Start of Data shown
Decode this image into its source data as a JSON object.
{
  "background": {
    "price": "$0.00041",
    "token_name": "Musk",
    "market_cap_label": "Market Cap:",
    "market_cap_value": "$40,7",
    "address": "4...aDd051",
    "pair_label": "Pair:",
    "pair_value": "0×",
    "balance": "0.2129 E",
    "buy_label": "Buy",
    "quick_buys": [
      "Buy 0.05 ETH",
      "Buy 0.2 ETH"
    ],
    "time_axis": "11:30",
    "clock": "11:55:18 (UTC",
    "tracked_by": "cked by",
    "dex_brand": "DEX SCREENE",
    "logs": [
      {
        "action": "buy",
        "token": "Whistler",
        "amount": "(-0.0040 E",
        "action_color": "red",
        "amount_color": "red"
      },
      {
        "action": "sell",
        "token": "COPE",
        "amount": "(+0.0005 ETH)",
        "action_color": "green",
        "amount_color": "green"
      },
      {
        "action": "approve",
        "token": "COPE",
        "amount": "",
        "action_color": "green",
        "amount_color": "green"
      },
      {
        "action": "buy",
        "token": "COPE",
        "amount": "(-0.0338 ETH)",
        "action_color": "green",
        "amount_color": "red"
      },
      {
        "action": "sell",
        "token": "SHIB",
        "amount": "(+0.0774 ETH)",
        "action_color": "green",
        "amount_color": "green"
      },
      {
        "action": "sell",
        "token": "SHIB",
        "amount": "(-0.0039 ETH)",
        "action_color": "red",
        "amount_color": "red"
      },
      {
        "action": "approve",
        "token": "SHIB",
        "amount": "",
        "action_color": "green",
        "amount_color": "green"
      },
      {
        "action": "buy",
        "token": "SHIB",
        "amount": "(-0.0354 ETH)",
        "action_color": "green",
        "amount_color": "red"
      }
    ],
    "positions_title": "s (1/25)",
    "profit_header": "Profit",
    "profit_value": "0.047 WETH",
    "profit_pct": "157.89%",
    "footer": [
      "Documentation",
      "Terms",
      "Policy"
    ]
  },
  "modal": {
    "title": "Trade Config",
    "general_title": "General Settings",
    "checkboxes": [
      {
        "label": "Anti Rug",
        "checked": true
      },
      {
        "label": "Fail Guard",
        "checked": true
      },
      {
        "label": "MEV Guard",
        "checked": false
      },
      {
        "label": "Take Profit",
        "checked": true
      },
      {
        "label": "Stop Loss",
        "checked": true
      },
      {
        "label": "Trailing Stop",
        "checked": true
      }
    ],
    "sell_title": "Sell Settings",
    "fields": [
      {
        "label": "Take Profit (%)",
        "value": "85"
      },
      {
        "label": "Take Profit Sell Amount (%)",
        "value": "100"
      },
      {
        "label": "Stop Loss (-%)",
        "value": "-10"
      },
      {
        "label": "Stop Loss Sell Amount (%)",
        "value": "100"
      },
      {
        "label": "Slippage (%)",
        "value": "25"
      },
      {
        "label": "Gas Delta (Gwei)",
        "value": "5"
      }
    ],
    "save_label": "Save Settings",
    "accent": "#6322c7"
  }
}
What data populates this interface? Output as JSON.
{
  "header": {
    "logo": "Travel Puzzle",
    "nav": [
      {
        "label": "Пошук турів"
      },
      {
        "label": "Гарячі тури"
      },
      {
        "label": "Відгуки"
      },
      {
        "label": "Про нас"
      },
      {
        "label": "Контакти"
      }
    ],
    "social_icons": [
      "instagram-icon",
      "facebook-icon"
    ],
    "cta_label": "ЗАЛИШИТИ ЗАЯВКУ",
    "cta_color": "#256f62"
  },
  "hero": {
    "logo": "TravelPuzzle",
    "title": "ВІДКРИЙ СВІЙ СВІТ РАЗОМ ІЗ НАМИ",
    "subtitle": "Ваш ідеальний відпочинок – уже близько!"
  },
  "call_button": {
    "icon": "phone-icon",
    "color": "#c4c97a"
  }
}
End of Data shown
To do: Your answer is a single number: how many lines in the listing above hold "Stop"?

Your solution: 4